The syntactic category rule means that when two words are confused for one another the “target” (the word replaced) and the substituting word are almost always of the same syntactic category. In normal speak: nouns replace nouns, verbs replace verbs, and so on. If “Obama” were a verb instead of a noun (as in, the Democrats are going to Obama the GOP in 2012), we would be substantially less likely to confuse it with the noun “Osama.”
The speaker is also subject to what linguists call “priming.” Your brain makes certain words more accessible to your tongue when they resemble–in pronunciation, in meaning, in subject matter–words that you frequently hear. “Priming means that when you’ve been reading/hearing/thinking about hospitals, words like ‘doctor’ and ‘nurse’ will be recognized more quickly, and are also more likely to be substituted in a slip of the tongue,” Liberman explains. So hearing Osama and Obama in the same context makes your brain more apt to use them interchangeably in speech.
Interesting. And, as I said on this podcast this week, it’s somewhat understandable when average people make that mistake, but when professional broadcasters do it over and over, you have to wonder about either their motives or their professionalism.
If it’s the former, they clearly intend to conflate the president with Bin Laden. If it’s the latter, they really ought to come up with a way to stop doing it. For example, you’re not allowed to say the seven deadly words on broadcast television and radio — so you train yourself to not do it. Likewise, they should train themselves to not mistakenly discuss the “killing of Obama” or the presidency of “Osama.”

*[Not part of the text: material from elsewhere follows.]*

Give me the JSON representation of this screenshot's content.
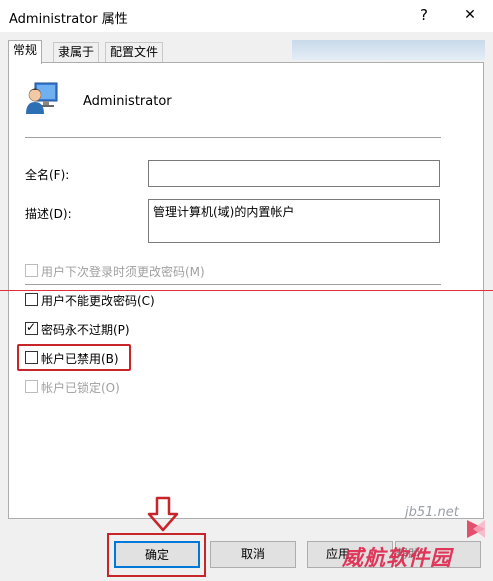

For example, try calling the president “The President” or “President Obama.” It’s respectful and correct. And try calling “Osama” by the second two words in the westernized version of his name: “Bin Laden.” Problem solved.
This is mandatory. Stop it.